"We all don't need cookie cutter medicine for things", said 20-year breast cancer survivor Alesa Garner.
It will spare 500 to 600 women in Ireland having chemotherapy annually.
Women at low risk could skip chemo.
Dr Harold Burnstein, from the American Society of Clinical Oncology, said: "This study will transform care immediately, and for the better". After years of follow-up, the data showed that most patients who did not get chemotherapy fared as well as those who did.
The woman was 49 when she signed up for the clinical trial after several attempts at a cure through conventional treatments had failed, said the study published in the scientific journal Nature Medicine.
The study is based on the test, Oncotype DX, which examines 21 genes from a patient's biopsy sample to determine how active they are.
Testing solved a big problem of figuring out who needs chemo, said Dr. Harold Burstein of the Dana-Farber Cancer Institute in Boston. This is one more piece of information that will help form treatment plans, along with information like the patient's health history, her exact type of cancer, her stage of cancer, and her age. Patients with scores between 11 and 25, though, represent an uncertainty.
Across the European Union, we have seen positive results for breast cancer care as more women are being diagnosed and treated earlier, leading to higher survival rates. But it can fail, often because it cannot recognise cancer cells containing the patient's own DNA.
Women with a score above 25 generally are given chemotherapy.
The breast cancer study focused on cases where chemo's value increasingly is in doubt: women with early-stage disease that has not spread to lymph nodes, is hormone-positive (meaning its growth is fueled by estrogen or progesterone) and is not the type that the drug Herceptin targets.
The majority of women with the most common type of early-stage breast cancer can safely skip chemotherapy after surgery, according to a highly anticipated new report. This left a lot of women, an estimated 65,000 in the US each year, in a gray zone, unsure if they would benefit from chemo.
According to first author Joseph Sparano of Montefiore Medical Center in NY, "any woman with early-stage breast cancer 75 or younger should have the test and discuss the results" with her doctor.
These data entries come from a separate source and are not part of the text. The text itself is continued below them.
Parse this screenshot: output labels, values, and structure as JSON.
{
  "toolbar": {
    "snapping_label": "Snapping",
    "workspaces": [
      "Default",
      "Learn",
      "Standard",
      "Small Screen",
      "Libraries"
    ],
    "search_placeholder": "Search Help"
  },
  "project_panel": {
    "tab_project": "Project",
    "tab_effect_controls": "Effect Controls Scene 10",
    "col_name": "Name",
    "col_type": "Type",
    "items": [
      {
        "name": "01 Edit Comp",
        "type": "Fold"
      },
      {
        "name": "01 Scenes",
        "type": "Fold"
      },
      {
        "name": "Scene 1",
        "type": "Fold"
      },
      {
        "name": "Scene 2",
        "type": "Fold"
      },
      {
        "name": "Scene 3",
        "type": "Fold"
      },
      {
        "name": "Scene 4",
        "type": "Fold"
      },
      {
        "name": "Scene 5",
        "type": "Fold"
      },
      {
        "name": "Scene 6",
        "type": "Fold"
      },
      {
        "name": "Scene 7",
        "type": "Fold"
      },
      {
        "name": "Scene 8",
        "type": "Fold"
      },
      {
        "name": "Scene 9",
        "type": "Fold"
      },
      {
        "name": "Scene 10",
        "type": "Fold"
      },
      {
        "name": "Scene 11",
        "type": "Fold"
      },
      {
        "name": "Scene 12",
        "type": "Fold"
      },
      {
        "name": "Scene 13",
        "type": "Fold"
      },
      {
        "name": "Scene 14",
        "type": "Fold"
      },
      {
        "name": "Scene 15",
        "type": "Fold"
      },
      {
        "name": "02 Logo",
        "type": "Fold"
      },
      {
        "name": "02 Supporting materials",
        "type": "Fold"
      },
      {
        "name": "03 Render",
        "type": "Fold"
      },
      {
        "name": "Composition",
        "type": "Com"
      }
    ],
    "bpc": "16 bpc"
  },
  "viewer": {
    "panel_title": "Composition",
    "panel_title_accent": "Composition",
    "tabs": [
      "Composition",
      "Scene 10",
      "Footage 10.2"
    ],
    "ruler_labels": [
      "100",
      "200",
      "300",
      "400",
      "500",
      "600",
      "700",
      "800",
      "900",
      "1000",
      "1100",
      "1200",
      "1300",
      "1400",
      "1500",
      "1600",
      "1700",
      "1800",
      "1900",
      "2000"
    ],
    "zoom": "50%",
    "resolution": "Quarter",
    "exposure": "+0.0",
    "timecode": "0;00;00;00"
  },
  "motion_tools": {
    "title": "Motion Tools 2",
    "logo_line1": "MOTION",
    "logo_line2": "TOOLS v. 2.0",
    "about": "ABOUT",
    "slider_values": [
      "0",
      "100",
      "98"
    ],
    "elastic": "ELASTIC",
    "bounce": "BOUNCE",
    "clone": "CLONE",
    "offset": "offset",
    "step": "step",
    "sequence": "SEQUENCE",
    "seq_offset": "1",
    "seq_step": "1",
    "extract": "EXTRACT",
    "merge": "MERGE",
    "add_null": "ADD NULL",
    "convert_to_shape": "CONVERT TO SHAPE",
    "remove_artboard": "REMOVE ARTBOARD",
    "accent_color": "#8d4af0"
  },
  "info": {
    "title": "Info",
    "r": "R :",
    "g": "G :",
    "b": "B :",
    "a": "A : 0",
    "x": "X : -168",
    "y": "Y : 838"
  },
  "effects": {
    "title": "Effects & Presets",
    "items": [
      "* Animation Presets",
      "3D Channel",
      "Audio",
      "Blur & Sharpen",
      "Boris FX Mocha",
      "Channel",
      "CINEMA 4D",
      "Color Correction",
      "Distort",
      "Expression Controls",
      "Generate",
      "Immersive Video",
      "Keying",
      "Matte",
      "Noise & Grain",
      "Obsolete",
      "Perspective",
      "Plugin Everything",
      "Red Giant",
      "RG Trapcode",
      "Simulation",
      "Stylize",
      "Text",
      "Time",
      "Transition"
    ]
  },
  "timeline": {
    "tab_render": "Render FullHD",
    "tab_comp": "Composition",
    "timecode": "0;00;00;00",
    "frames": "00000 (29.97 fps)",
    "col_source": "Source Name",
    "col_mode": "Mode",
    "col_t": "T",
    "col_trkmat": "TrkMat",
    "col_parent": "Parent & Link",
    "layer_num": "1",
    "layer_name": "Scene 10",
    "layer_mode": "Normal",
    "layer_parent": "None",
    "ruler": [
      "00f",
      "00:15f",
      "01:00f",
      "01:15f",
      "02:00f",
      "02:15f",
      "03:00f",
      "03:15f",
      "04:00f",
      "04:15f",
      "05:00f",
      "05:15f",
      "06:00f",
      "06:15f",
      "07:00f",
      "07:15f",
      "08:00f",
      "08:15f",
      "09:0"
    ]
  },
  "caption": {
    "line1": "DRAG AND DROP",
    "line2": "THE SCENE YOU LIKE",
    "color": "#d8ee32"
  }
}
Longer-term effects of chemotherapy include infertility and heart failure.
But in a discussion of the results, Dr Lisa Carey, from the University of North Carolina in the U.S., drew attention to some of the subtle differences between the groups.
Patients with a recurrence score of up to 10 out of 100 have been shown not to benefit from chemotherapy and only hormone treatment is required. That doctors and researchers need to constantly re-evaluate the assumptions on which medical decisions are based, especially for something as important and time-sensitive as cancer treatments. Those at high risk are advised to receive it but intermediate was a toss-up until this study.
Where did these results come from?The results were presented at the annual cancer conference (ASCO) held in Chicago.
Albain is excited to share the study results with her clients in her practice. "If confirmed in a larger study, it promises to further extend the reach of this T-cell therapy to a broader spectrum of cancers".